- Continuous Cycling Peritoneal Dialysis (CCPD), uses a machine to drain the dialysate in and out of the body. CCPD is usually performed for eight to ten hours daily, and you are able to do this treatment at night while sleeping.
- Kidney Transplant is a surgical procedure performed to give you a healthy, functional kidney that will perform all of the functions that a damaged one can no longer do. A transplanted kidney is either donated from a living donor such as a spouse, family member or friend or the kidney can come from a deceased (cadaveric) donor. Not all patients with kidney failure are acceptable candidates for transplant, but if you are interested, you should let your nephrologist and social worker know. A referral can be made to a transplant center of your choice, and the transplant center can then determine if you meet the initial criteria and assist you with further evaluation.
Patients with erythropoietin requirements due to pre-dialysis or end-stage renal disease receive weekly or biweekly injections of erythropoietin. Patients with diseases such as cancer or AIDS are also eligible. Close monitoring of the hemoglobin, hematocrit and blood pressure assures clinical evolution. Outpatient infusion of intravenous iron is also available for patients who have been documented to have iron deficiency anemia and who are unresponsive to oral therapies.
Interventional Nephrology Program
The Interventional Nephrology Program at Ochsner includes a percutaneous-access service directed by an interventional nephrologist and staffed by an additional nephrologist and a dedicated access nurse.
Our goal is to serve the needs of our patients through providing coordinated treatment.
Ochsner's Interventional Nephrology Program provides Hemodialysis Vascular Access (HDVA) care and performs the following procedures:
- Hemodialysis Tunnel catheter insertion, exchange, removal and repair
- Placement of temporary or permanent hemodialysis catheters
- Peritoneoscopic peritoneal dialysis catheter placement
- Bone biopsies
- Kidney biopsies
- Consultation for difficult access problems
- Angiogram of AV fistula and grafts
- Angioplasty of AV fistula and grafts
- Thrombectomy of AV fistula and grafts
- Endovascular stent placement of AV fistula and grafts
Results are followed closely by the Access Task Force, which has developed a computerized model to facilitate data acquisition.
Ochsner also performs routine, difficult and high-risk renal biopsy procedures under ultrasound, fluoroscopy or CT guidance. Transplant biopsies are routinely performed as well.
When it comes to laparoscopic peritoneal catheter placements, they’re scheduled as outpatient surgeries.
Outpatient bone biopsies, meanwhile, are offered for the evaluation of metabolic bone disease or renal osteodystrophy.
Fistulagrams are performed by injecting contrast through vascular access and monitoring the function of the fistula or graft.

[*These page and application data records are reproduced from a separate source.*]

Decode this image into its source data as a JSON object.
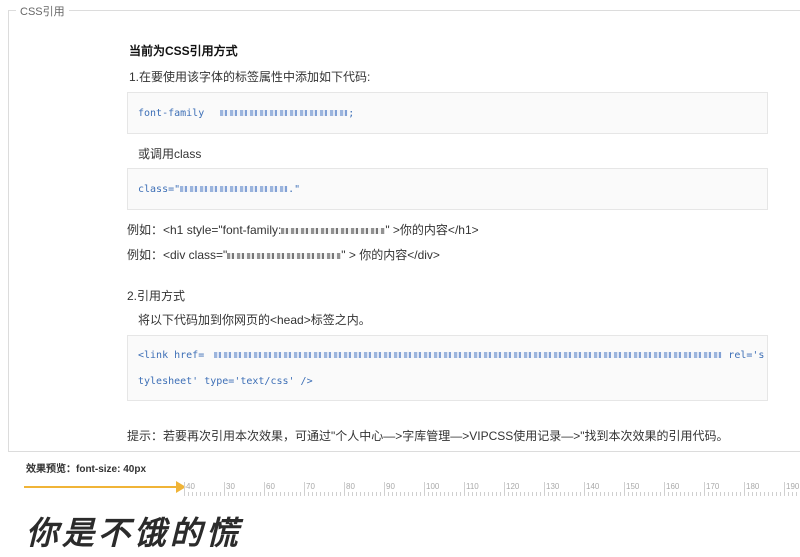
{
  "section": {
    "legend": "CSS引用"
  },
  "heading": "当前为CSS引用方式",
  "step1": {
    "title": "1.在要使用该字体的标签属性中添加如下代码:",
    "code_prefix": "font-family",
    "code_suffix": ";",
    "or_label": "或调用class",
    "class_code": "class=\"",
    "class_code_end": ".\"",
    "example1_prefix": "例如：<h1 style=\"font-family:",
    "example1_suffix": "\" >你的内容</h1>",
    "example2_prefix": "例如：<div class=\"",
    "example2_suffix": "\" > 你的内容</div>"
  },
  "step2": {
    "title": "2.引用方式",
    "desc": "将以下代码加到你网页的<head>标签之内。",
    "link_prefix": "<link href=",
    "link_suffix": "rel='s",
    "link_line2": "tylesheet' type='text/css' />"
  },
  "tip": "提示：若要再次引用本次效果，可通过\"个人中心—>字库管理—>VIPCSS使用记录—>\"找到本次效果的引用代码。",
  "preview": {
    "label": "效果预览：font-size: 40px",
    "ticks": [
      "40",
      "30",
      "60",
      "70",
      "80",
      "90",
      "100",
      "110",
      "120",
      "130",
      "140",
      "150",
      "160",
      "170",
      "180",
      "190"
    ],
    "sample_text": "你是不饿的慌",
    "accent_color": "#f0b437"
  }
}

If there is any evidence of stenosis, we perform angioplasty any stent placement based on KDOQI guidelines.
A fistulagram is usually indicated for the following reasons:
- Difficult needle placement
- Persistently swollen arm
- Increased machine pressures
- Difficulty achieving hemostasis at the end of treatment
- Decreased blood pump speeds
- Decreased Kt/V or URR (due to recirculation)
- Clotting the system two or more times per month
- Sometimes stenosis of the downstream leads to a cascade of events resulting in thrombosis of the AV access. We perform endovascular removal of the thrombus burden from the arterial inflow and venous outflow.
Hemodialysis Central Venous Access Placement for Temporary Renal Replacement and Tunnel Dialysis Catheter Placement
- We perform placement of tunnel dialysis catheter for acute renal failures and also advanced chronic kidney disease patients prior to their Hemodialysis Vascular Access, such as AV fistula and graft, being established